Protecting Chimpanzees in West Africa
They are a fascinating animal species – yet their population is greatly endangered. The Academy had already helped the Akatia Zoo in Abidjan
in 2013 to control and protect the size of their chimpanzee population. This assistance was continued in 2018 in the form of medicine and equipment.
At first view it may be incomprehensible for a layperson: although there are decreasing numbers of chimpanzees in the world, birth control in zoos is equated with animal protection. The Academy also supports this approach however only when it involves animal species which won’t be reintroduced into the wild. Chimpanzees belong to this category.
When they are born in zoos, they don’t learn natural behaviors, such as searching for food, from their mothers. Therefore a reintroduction into the wild would mean certain death. Dr. Maltzan had already assisted the Abidjan Zoo in 2013 by introducing a new veterinary concept which included population management, in other words, birth control, and had rebuilt the zoo’s practice. Since then, the Academy has repeatedly helped with in-kind donations and medicine such as Implanon®. This pharmacological name stands for hormone sticks which are implanted in the animals. Such a method should serve to maintain the population at a size which guarantees species-appropriate keeping for the chimpanzees at that particular zoo.
The Academy supported the Akatia Zoo in 2018 mainly with medicine and in-kind donations which were again transported via Estelle Raballand, the project coordinator of the National Zoo of Abidjan. The report of her experience:

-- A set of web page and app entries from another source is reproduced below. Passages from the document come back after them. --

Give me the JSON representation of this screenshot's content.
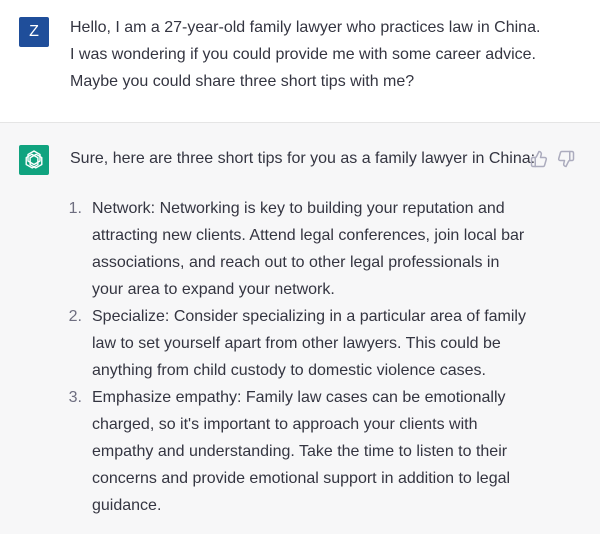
{
  "user_message": {
    "avatar_letter": "Z",
    "lines": [
      "Hello, I am a 27-year-old family lawyer who practices law in China.",
      "I was wondering if you could provide me with some career advice.",
      "Maybe you could share three short tips with me?"
    ]
  },
  "assistant_message": {
    "intro": "Sure, here are three short tips for you as a family lawyer in China:",
    "tips": [
      {
        "number": "1.",
        "lines": [
          "Network: Networking is key to building your reputation and",
          "attracting new clients. Attend legal conferences, join local bar",
          "associations, and reach out to other legal professionals in",
          "your area to expand your network."
        ]
      },
      {
        "number": "2.",
        "lines": [
          "Specialize: Consider specializing in a particular area of family",
          "law to set yourself apart from other lawyers. This could be",
          "anything from child custody to domestic violence cases."
        ]
      },
      {
        "number": "3.",
        "lines": [
          "Emphasize empathy: Family law cases can be emotionally",
          "charged, so it's important to approach your clients with",
          "empathy and understanding. Take the time to listen to their",
          "concerns and provide emotional support in addition to legal",
          "guidance."
        ]
      }
    ]
  },
  "icons": {
    "user_avatar_color": "#1f4e9a",
    "assistant_avatar_color": "#10a37f",
    "assistant_avatar": "openai-logo-icon",
    "thumbs_up": "thumbs-up-icon",
    "thumbs_down": "thumbs-down-icon"
  }
}
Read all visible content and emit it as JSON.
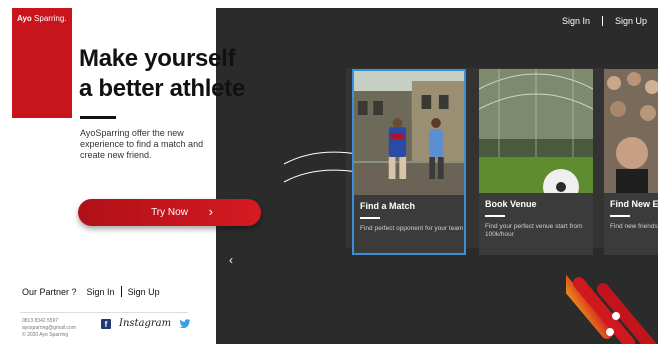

„Nikla got really sick. I think she got pregnant when we changed the door between her and the boys, and then she
lost the fetus. She was bleeding fresh blood when I saw her and had been sick for a few days. She was lying down and wouldn't eat. It took loads of persuasion for the first few
days of treatment to administer the medicine. She was on Ibuprofen and Augmentin. She recovered after a few days. We will use one of our remaining implants when I go back
in order to prevent another miscarriage (and we don't want her to get pregnant)”.
Additional support for the zoo is also essential in the future, as a letter from Dr. Kané Samouka, Director of the Adidjan Zoo reveals:
“Many thanks for all of the medicine you have donated to the Abidjan Zoo. Dr. Estelle Raballand brought them to us. It helps us to solve the transfer problems (anesthesia).
We hope that your Academy can also assist us in finding sponsoring for the repair of our infrastructure. In some cases it is so old that animals sometimes can get out (for example some primate species). This sponsorship could take place through cooperation or NGO. We will remain in contact with you. Thank you very much.”